= EXERCISE AIM =
Line count for "icon": state how many lines of the data below include it, and output nothing more.

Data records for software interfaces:
* * * * * * * * *

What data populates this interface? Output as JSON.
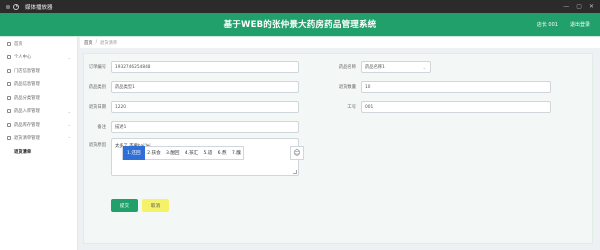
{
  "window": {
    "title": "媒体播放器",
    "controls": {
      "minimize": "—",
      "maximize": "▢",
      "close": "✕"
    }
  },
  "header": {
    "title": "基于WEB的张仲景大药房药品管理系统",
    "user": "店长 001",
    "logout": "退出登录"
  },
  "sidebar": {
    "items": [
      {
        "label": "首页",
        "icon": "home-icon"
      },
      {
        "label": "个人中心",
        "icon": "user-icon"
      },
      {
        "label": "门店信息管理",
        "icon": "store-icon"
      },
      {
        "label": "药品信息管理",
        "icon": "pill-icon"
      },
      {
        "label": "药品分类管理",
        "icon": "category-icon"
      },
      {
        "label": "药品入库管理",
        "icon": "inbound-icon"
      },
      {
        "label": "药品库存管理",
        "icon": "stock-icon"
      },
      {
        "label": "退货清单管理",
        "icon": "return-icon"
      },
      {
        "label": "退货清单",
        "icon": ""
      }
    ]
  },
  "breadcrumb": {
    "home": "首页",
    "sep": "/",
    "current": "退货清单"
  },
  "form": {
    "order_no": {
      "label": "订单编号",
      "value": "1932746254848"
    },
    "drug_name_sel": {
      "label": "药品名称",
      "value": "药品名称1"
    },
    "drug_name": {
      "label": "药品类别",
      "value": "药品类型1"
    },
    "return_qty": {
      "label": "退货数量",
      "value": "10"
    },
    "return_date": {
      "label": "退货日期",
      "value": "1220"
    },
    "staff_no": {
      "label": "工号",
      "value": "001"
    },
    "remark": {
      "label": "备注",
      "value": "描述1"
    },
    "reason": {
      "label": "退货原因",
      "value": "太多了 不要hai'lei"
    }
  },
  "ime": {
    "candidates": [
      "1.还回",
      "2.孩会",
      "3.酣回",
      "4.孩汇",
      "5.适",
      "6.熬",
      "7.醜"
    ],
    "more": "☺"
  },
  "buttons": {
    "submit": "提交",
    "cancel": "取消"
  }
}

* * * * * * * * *

= EXERCISE SOLUTION =
9